ASKSAGE: Sage Q&A Forum - RSS feedhttps://ask.sagemath.org/questions/Q&A Forum for SageenCopyright Sage, 2010. Some rights reserved under creative commons license.Thu, 03 Jan 2013 10:39:18 +0100Arbitrary precision BesselYhttps://ask.sagemath.org/question/9679/arbitrary-precision-bessely/Hi,
I consider using Sage for some calculations which contain Bessel functions of complex arguments. Since I have to mix Bessel functions with very small and very large arguments I require precision higher than 15 digits.
Unfortunately, I recognized that BesselY is not implemented in PARI. But BesselJ and BesselH1 are. My physicists understanding of math tells me, I could just use "(BesselH1-BesselJ)/i". But I am surprised that this has not been discussed before (at least I couldn't find it), since this would allow a quick implementation of BesselY. Am I missing something that's obvious for math experts? Or can I just use above definition to get an arbitrary precision BesselY?

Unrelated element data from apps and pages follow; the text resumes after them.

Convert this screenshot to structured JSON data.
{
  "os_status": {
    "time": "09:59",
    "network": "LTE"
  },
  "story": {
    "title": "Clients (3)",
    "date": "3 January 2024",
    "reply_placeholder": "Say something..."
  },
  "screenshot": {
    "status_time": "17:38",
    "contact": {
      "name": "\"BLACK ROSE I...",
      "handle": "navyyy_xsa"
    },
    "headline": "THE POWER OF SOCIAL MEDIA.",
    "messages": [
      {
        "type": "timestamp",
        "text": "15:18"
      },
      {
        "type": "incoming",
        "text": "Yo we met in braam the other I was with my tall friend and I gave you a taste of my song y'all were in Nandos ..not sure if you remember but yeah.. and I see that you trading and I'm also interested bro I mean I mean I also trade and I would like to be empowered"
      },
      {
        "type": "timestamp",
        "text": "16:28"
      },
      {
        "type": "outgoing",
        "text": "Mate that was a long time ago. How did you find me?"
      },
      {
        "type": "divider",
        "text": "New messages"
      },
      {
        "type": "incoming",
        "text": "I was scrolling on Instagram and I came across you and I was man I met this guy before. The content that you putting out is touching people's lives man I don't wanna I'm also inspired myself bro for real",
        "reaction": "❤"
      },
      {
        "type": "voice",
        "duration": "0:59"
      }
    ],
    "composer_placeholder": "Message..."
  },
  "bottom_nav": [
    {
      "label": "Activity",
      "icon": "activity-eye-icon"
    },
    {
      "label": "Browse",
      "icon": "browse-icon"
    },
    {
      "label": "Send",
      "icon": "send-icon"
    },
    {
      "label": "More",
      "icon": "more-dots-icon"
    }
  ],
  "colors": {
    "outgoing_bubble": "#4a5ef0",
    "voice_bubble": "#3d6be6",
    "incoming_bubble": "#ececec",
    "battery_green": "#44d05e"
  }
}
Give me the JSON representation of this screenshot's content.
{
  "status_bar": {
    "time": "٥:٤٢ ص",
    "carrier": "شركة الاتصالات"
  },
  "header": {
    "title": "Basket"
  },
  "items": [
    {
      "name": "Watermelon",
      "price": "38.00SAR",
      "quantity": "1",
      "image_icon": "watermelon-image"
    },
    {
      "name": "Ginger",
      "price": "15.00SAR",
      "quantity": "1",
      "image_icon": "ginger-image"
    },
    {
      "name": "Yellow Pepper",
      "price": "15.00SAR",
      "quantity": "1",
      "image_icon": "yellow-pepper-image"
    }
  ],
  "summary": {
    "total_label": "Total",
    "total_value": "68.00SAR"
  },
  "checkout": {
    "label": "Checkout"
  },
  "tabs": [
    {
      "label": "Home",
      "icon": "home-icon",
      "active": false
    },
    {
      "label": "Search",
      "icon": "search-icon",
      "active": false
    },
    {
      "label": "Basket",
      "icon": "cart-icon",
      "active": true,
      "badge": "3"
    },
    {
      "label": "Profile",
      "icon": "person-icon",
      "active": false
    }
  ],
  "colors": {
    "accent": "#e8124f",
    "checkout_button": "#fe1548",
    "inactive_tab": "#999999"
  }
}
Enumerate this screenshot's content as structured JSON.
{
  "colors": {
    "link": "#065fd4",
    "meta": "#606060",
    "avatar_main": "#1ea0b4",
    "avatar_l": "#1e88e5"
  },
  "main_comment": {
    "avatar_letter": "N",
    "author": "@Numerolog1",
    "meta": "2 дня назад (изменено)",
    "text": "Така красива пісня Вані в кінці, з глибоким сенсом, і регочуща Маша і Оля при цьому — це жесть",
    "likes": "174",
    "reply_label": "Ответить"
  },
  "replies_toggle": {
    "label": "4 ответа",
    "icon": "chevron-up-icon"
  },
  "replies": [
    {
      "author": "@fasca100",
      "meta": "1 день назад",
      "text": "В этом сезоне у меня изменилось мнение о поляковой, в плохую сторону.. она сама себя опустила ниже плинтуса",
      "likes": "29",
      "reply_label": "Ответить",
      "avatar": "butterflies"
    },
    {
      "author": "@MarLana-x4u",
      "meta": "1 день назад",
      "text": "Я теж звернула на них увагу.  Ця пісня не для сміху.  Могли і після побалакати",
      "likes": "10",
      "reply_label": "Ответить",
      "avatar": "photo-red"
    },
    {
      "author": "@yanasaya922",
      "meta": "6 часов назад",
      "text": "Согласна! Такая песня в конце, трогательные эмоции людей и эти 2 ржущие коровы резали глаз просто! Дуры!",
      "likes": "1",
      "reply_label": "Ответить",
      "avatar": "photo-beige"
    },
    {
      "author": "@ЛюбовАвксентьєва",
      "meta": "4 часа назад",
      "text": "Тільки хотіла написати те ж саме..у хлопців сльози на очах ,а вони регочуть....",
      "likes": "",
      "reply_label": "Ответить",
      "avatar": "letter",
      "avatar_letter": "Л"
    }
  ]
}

Many thanks
Frank
Thu, 03 Jan 2013 09:52:57 +0100https://ask.sagemath.org/question/9679/arbitrary-precision-bessely/Answer by FrankSt for <p>Hi,
I consider using Sage for some calculations which contain Bessel functions of complex arguments. Since I have to mix Bessel functions with very small and very large arguments I require precision higher than 15 digits.</p>
<p>Unfortunately, I recognized that BesselY is not implemented in PARI. But BesselJ and BesselH1 are. My physicists understanding of math tells me, I could just use "(BesselH1-BesselJ)/i". But I am surprised that this has not been discussed before (at least I couldn't find it), since this would allow a quick implementation of BesselY. Am I missing something that's obvious for math experts? Or can I just use above definition to get an arbitrary precision BesselY?</p>
<p>Many thanks
Frank</p>
https://ask.sagemath.org/question/9679/arbitrary-precision-bessely/?answer=14421#post-id-14421Didn't know about mpmath. It seems to provide all I need.
Many thanks
Frank
Thu, 03 Jan 2013 10:39:18 +0100https://ask.sagemath.org/question/9679/arbitrary-precision-bessely/?answer=14421#post-id-14421Answer by achrzesz for <p>Hi,
I consider using Sage for some calculations which contain Bessel functions of complex arguments. Since I have to mix Bessel functions with very small and very large arguments I require precision higher than 15 digits.</p>
<p>Unfortunately, I recognized that BesselY is not implemented in PARI. But BesselJ and BesselH1 are. My physicists understanding of math tells me, I could just use "(BesselH1-BesselJ)/i". But I am surprised that this has not been discussed before (at least I couldn't find it), since this would allow a quick implementation of BesselY. Am I missing something that's obvious for math experts? Or can I just use above definition to get an arbitrary precision BesselY?</p>
<p>Many thanks
Frank</p>
https://ask.sagemath.org/question/9679/arbitrary-precision-bessely/?answer=14420#post-id-14420Try:
sage: import mpmath
sage: mpmath.bessely?
(mpmath is multiprecision package)Thu, 03 Jan 2013 10:16:23 +0100https://ask.sagemath.org/question/9679/arbitrary-precision-bessely/?answer=14420#post-id-14420Comment by kcrisman for <p>Try:</p>
<pre><code>sage: import mpmath
sage: mpmath.bessely?
</code></pre>
<p>(mpmath is multiprecision package)</p>
https://ask.sagemath.org/question/9679/arbitrary-precision-bessely/?comment=18447#post-id-18447Also note that when http://trac.sagemath.org/sage_trac/ticket/4102 is finished, mpmath will be the default evaluation mode and so asking for as much precision as you want *should* work.Thu, 03 Jan 2013 10:24:51 +0100https://ask.sagemath.org/question/9679/arbitrary-precision-bessely/?comment=18447#post-id-18447